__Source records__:

□ □ □ □ □ □ □

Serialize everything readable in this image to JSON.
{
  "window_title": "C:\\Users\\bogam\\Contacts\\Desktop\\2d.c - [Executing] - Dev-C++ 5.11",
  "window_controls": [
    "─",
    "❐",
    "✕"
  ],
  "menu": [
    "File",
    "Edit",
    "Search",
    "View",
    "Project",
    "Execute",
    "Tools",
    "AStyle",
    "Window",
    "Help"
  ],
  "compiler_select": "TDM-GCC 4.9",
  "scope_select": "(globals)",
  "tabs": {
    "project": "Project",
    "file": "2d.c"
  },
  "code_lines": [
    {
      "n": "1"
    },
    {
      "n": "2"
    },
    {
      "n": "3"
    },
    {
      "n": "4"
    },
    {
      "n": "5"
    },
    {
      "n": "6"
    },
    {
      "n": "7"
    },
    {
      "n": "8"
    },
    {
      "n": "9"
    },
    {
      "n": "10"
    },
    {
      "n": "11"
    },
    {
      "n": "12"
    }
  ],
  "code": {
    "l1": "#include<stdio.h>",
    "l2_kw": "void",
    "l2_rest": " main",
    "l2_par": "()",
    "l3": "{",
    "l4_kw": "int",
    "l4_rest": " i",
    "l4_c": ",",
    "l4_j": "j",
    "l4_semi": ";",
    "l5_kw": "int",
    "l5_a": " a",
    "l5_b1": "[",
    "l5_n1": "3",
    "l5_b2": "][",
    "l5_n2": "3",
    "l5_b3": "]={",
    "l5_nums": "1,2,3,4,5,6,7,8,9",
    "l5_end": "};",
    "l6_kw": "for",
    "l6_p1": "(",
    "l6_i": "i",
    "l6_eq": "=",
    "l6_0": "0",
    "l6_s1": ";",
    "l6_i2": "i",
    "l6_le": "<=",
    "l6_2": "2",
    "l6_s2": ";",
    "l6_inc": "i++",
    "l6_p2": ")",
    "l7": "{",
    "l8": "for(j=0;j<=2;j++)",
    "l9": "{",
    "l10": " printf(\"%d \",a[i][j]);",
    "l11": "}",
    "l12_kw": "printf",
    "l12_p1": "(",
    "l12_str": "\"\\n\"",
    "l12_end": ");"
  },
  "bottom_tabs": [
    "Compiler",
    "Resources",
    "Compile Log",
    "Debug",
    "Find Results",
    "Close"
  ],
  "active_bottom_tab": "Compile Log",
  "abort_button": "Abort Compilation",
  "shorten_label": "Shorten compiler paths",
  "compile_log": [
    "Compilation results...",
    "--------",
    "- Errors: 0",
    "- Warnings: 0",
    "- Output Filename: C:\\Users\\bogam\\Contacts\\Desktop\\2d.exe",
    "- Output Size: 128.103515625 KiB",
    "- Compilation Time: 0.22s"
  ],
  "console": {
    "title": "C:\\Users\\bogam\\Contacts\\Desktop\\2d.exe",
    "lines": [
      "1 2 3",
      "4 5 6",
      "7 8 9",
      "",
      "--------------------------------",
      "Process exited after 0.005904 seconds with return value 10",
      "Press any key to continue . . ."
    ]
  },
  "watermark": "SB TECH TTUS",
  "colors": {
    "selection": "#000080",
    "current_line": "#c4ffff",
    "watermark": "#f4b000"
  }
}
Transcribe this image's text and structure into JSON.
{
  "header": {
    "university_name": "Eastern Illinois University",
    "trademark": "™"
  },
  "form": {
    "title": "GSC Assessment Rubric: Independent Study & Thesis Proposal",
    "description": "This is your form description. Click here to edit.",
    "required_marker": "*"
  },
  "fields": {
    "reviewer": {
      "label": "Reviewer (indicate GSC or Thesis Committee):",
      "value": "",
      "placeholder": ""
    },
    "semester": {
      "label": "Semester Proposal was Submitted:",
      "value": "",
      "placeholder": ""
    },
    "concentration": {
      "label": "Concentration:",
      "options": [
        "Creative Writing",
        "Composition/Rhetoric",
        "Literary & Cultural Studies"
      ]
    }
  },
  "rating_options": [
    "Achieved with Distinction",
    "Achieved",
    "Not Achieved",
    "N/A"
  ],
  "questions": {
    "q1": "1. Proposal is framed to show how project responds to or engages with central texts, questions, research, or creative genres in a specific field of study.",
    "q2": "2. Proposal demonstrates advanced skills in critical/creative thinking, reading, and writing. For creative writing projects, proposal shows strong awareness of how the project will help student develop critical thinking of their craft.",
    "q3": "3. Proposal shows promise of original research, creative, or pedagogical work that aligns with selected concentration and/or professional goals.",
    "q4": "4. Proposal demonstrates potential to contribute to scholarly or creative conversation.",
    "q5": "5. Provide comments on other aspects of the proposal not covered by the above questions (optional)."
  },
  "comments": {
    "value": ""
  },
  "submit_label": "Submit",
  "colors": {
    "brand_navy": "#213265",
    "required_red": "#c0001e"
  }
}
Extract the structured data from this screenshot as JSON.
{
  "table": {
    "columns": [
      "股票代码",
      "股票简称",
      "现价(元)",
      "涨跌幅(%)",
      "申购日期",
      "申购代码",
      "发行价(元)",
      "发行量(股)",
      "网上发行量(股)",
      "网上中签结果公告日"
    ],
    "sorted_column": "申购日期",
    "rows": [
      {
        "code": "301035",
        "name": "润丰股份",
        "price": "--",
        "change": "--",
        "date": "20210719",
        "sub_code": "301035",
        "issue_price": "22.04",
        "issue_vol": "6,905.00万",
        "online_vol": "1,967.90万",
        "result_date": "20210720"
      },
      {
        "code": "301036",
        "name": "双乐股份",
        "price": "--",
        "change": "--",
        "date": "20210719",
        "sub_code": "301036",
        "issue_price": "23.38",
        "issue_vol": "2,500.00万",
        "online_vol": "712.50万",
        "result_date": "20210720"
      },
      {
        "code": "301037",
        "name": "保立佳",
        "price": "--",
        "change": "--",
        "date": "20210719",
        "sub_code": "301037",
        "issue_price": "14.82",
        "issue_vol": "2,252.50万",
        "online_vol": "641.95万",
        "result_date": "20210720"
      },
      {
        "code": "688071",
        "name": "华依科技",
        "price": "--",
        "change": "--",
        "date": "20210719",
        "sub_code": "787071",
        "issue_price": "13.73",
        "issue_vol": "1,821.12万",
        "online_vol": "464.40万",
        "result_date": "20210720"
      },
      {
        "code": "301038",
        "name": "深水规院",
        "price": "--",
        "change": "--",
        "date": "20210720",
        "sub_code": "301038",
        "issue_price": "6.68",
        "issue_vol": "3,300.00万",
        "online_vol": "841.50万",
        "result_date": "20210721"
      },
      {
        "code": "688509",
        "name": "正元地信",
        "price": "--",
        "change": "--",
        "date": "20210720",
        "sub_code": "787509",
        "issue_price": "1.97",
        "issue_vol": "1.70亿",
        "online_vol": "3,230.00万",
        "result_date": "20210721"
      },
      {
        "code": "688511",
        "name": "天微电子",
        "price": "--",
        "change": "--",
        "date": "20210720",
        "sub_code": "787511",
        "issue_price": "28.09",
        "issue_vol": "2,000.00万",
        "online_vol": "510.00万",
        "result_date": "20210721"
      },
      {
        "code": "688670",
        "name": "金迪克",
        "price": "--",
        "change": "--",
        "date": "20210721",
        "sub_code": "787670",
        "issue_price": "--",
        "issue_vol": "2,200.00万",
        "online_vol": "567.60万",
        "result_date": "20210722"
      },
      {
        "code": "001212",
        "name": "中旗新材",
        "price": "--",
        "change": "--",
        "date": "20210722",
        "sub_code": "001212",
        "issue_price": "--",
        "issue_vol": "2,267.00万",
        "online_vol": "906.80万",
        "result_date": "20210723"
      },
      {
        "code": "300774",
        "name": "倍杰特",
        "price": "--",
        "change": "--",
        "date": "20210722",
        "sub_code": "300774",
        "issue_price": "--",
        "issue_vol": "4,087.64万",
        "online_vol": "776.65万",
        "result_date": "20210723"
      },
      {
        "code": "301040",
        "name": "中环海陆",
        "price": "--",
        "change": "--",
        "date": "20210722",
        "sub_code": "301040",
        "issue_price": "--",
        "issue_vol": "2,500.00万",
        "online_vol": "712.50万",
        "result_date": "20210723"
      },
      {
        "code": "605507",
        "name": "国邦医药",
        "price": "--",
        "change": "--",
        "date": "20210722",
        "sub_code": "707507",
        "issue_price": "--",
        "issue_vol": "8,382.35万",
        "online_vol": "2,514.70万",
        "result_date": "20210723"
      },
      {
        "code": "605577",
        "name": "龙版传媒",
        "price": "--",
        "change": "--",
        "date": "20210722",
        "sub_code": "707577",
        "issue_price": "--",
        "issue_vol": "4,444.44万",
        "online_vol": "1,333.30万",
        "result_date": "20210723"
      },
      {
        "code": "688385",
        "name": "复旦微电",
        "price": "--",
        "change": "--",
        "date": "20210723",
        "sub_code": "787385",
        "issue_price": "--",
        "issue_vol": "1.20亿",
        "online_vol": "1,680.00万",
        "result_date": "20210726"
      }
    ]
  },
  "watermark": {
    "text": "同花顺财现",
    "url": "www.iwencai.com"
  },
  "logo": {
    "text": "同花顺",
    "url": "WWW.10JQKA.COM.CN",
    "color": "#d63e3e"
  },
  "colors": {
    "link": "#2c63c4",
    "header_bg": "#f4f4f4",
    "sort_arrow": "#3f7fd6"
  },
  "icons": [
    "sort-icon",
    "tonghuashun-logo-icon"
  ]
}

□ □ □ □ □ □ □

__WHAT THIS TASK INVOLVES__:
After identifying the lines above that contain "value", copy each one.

__EXERCISE RESULT__:
      "Process exited after 0.005904 seconds with return value 10",
      "value": "",
      "value": "",
    "value": ""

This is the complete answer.